I won't post them all here - if any are really bad, I may not post them, and if any might be tweaked for later publication, I probably won't post those either. So - this one falls somewhere in the middle. The prompt for today (Day 5, since we are a day ahead of the US so I didn't start till November 2nd) was to write a "broken" poem. Which was a bit problematic, given that so much around here is broken, I wasn't quite sure where to start.

Everyone here has a story and this is ours.
How the insurance assessor pronounced our chimney sound
Then the city shook for a third time and the chimney
sheared off at the roofline, took a leap
over the side of the house
and crashed through the eaves to land in the driveway.
The assessor, from halfway down the ladder,
leapt to the ground to find his car blocked in.
When the builder took the remains of the chimney
to be dumped, he found
it was a tonne of bricks.
It fell like a tonne of bricks.

Friday, November 04, 2011

Lost Buildings

I haven't joined in on Carmi's "Thematic Photographic" game for the last few weeks. When I saw that this week's theme was bricks and mortar I was in two minds as to whether to join in. I have plenty of photos of brick buildings - most of them badly damaged. After a while, it can get a bit much at times.

This is the old Christchurch library buildings. I didn't grow up in Christchurch, but I had relatives here, and spent many holidays here. So I was quite familiar with the Christchurch children's library. The buildings had long since been converted to professional rooms, but were still lovely, and had many fond memories for me. However, they were badly damaged by earthquake - I'm not sure quite which one sealed the fate of the building - and it was pronounced they had to be demolished.

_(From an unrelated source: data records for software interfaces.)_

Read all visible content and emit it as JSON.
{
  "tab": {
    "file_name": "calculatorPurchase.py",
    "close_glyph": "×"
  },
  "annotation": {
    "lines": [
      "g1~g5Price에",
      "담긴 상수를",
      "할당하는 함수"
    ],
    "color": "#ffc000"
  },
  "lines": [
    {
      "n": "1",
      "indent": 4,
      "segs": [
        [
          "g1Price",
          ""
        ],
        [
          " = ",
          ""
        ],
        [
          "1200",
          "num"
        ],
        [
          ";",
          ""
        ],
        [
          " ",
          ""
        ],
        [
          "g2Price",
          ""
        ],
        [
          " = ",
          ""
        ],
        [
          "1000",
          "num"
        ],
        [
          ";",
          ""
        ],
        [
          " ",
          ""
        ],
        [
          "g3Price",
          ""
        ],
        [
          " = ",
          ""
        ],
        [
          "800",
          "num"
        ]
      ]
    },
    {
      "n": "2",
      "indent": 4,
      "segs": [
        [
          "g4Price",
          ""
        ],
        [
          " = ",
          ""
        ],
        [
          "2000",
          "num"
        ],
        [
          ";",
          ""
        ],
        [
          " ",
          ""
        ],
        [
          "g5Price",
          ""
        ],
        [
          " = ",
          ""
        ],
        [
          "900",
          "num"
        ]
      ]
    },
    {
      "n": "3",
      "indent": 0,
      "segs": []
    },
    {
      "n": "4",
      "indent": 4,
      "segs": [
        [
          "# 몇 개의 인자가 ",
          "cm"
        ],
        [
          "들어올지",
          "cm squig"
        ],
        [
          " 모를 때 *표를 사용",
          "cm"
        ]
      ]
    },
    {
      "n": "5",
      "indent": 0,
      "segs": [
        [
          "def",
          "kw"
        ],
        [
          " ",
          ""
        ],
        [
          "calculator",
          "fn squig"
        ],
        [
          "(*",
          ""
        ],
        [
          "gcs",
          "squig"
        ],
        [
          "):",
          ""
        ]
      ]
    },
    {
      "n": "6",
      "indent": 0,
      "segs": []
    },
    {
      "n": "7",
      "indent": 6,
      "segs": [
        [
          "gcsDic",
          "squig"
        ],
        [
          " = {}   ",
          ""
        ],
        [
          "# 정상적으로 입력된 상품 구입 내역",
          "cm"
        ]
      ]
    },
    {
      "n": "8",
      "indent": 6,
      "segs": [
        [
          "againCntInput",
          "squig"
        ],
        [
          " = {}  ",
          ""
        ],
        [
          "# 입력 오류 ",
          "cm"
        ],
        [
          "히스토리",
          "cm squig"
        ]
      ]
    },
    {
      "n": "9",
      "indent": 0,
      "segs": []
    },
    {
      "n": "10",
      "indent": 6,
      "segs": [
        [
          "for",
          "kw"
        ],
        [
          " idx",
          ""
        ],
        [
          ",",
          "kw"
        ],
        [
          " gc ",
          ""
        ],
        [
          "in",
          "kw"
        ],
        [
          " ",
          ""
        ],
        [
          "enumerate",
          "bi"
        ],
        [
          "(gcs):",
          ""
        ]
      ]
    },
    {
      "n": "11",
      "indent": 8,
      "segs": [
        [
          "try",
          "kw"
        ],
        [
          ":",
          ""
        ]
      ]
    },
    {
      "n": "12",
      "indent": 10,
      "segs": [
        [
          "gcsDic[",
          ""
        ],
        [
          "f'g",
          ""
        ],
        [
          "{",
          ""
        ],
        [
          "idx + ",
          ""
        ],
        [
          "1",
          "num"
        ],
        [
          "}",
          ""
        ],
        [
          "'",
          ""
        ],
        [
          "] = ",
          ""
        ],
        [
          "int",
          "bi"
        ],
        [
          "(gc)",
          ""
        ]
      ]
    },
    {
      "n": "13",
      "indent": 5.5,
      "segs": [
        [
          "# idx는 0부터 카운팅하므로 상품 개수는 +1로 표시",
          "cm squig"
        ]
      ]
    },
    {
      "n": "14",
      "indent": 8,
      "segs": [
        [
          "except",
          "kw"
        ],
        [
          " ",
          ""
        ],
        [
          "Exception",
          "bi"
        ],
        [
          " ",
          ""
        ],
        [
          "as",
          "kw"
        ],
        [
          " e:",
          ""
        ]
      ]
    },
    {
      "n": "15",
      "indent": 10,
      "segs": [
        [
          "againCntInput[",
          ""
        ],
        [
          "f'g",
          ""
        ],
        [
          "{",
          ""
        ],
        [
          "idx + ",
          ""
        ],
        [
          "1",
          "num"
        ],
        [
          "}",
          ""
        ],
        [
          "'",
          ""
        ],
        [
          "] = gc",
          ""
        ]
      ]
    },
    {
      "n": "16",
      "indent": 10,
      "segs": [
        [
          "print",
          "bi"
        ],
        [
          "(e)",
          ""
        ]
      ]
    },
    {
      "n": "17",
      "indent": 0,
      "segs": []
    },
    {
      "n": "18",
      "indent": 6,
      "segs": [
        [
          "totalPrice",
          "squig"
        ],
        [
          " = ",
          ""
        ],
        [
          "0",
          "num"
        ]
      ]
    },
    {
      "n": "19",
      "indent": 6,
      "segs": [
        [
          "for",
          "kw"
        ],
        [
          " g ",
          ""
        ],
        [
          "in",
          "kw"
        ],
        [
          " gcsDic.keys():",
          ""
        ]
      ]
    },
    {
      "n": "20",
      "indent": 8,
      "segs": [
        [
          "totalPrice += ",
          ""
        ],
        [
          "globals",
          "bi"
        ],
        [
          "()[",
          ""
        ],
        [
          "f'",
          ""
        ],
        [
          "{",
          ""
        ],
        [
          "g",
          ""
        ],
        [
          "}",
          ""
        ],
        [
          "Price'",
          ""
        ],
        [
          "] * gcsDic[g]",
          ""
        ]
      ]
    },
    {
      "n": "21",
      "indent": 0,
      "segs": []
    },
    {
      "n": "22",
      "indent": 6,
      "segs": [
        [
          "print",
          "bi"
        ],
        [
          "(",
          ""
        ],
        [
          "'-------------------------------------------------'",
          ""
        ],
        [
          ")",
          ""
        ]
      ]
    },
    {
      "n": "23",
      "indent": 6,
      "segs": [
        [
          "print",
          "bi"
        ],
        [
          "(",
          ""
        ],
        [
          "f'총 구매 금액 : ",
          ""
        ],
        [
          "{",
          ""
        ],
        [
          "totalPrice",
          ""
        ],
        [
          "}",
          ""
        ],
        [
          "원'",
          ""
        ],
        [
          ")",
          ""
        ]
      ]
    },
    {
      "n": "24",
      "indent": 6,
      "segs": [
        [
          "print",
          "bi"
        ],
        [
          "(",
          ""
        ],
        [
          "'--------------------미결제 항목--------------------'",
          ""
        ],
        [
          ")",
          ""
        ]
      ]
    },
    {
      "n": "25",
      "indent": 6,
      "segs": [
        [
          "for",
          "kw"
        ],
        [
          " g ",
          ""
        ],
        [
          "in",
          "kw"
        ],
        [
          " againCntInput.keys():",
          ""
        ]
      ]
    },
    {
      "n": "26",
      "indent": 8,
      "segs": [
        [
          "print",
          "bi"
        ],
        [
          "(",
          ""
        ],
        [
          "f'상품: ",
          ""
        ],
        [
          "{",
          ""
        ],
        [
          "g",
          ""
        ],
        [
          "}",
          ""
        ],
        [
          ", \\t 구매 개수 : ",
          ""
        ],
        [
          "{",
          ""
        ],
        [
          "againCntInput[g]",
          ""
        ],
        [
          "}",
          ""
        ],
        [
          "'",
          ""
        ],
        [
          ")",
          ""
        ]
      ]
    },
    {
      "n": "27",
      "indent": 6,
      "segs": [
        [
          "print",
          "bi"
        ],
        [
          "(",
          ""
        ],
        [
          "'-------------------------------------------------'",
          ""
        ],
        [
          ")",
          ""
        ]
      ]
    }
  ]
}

The final photo is not actually the library buildings, although that was my intention when I took it. It is actually a corner one block away. But then, one pile of rubble looks very much like the next pile of rubble. Which is why we all wonder, when we can move freely through the central city again, how we will be able to get out bearings.

Sad news this morning, that the Christchurch Cathedral has been issued with a demolition order. The church now has to come up with a plan within ten days or have it compulsory demolished by CERA (the Canterbury Earthquake Recovery Authority). I'm not sure that demolishing everything in sight, even if supposedly unsafe, is the best way to "recover". We had all hoped that the cathedral would be at least partially saved.